Renewable Energy Sector Boosted by Oil Price Rises

Along with carbon capture and storage technologies, carbon emissions trading, new nuclear capabilities, and energy saving and efficiency measures, renewable energy is part of the government’s plan to shift the UK to a low-carbon, more self-sufficient energy economy that addresses both climate change and security of supply issues.

Against a global backdrop of rocketing oil prices and concerns about climate change and security of energy supply, interest in renewables has never been more intense. Renewable energy is energy from natural sources – the wind, sun, geothermal, waves and tides,gucci horsebit, and water – which, unlike fossil fuels, such as coal, gas and oil, will never run out. Furthermore, most renewable energy technologies produce little or no greenhouse gases – the main cause of climate change.

The UK’s Renewable Energy Strategy 2009, published in July 2009, sets out how the government plans to achieve its ambitious renewable energy target. Specific objectives include generating more than 30% of electricity from renewable sources (compared to around 5.5% today), mostly on- and off-shore wind, but also hydro, biomass and marine power technologies. Transport energy from renewables will need to increase from the current 2.6% to 10%, and 12% of heat energy is projected to come from sources such as biomass, solar and biogas.

The key challenges with renewable energy are how to extract it, turn it into usable energy and deliver it to where it is needed. Not renowned for being the sunniest of places, the UK has some of Europe’s best wind power resources and is a world leader in marine power technology. Although wave and tidal power technologies are still in their infancy, the Carbon Trust estimates that marine power sources could provide up to 15% of the UK’s electricity. In May 2008, the world’s first commercial tidal turbine was installed in Strangford Narrows, Northern Ireland providing power to 1,gucci bullet bag,000 homes.

Growing at a global rate of 30%, wind power is the most mature and cost-effective renewable energy technology: worldwide in 2008 there was 121 GW of installed wind capacity, with the UK accounting for some 4 GW of installed capacity by the end of 2009. Under the EU Renewable Energy Directive, the UK government has signed up to a legally binding target of generating 15% of UK energy from renewables by 2020. This is a seven-fold increase from the 2008 level of just over 2%. Renewable power production in the UK is at a very low level compared to other countries such as Denmark, Spain, Germany and the US. There is a mountain to climb if the 15% target is to be met.
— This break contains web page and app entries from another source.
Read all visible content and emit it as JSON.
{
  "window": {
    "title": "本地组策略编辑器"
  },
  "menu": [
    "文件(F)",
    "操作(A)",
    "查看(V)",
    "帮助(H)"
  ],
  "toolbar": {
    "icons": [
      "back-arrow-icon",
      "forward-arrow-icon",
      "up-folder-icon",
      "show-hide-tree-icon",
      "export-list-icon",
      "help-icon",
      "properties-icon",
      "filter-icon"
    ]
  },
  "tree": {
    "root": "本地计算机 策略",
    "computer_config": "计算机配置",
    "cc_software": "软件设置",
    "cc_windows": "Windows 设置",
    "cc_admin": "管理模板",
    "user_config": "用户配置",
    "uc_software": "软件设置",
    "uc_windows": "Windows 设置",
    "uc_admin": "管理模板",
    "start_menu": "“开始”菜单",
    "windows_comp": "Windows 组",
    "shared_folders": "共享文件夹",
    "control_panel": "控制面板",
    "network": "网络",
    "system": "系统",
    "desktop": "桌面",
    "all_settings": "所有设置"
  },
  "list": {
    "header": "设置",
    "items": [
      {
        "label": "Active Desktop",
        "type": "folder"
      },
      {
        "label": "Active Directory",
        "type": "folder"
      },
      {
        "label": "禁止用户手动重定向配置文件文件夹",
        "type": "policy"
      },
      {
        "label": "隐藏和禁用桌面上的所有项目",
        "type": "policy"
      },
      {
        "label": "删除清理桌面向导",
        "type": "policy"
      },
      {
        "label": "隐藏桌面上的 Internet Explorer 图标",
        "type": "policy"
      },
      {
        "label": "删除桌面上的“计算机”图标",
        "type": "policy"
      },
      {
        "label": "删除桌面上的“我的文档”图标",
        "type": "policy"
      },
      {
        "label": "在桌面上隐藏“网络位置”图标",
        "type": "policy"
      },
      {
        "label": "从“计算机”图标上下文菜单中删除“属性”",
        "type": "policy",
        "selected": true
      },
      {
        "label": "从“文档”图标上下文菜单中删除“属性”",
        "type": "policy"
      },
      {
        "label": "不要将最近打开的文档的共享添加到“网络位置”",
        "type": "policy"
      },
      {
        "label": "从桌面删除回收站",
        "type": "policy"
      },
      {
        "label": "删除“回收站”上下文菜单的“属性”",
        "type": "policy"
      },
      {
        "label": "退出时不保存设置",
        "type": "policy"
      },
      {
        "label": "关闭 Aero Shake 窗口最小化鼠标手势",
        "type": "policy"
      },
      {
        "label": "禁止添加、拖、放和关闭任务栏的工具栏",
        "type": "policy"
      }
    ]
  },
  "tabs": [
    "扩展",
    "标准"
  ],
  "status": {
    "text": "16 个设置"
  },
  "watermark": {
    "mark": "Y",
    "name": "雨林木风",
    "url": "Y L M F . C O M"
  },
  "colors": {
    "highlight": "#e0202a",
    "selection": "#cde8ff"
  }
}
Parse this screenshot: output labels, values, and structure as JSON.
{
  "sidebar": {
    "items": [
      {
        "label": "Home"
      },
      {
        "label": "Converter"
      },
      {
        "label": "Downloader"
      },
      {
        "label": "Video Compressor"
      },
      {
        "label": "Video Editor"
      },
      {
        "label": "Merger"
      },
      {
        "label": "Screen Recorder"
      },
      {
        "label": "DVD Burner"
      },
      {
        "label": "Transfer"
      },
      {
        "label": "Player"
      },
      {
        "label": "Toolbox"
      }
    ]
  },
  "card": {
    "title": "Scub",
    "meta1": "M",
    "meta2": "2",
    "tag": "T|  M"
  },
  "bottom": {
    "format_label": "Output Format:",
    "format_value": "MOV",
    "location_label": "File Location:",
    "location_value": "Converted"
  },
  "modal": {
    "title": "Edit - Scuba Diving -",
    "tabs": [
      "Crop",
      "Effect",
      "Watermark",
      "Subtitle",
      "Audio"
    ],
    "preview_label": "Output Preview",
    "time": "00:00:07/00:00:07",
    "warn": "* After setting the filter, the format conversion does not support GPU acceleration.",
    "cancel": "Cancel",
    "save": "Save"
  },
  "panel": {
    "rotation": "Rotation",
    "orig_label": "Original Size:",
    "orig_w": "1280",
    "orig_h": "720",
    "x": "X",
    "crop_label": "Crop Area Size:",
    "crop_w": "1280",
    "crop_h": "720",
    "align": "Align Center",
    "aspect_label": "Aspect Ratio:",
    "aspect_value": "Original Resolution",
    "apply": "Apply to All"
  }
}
If the strategy achieves its goals, the UK will reduce its carbon dioxide emissions by more than 750 million tonnes between now and 2030. Fossil fuel consumption will decrease by around 10% and gas imports by 20-30% by 2020. The strategy predicts that achieving the targets could create half a million jobs in the renewable energy sector by 2020,spring summer 2010, and leverage £100 billion worth of investment opportunities.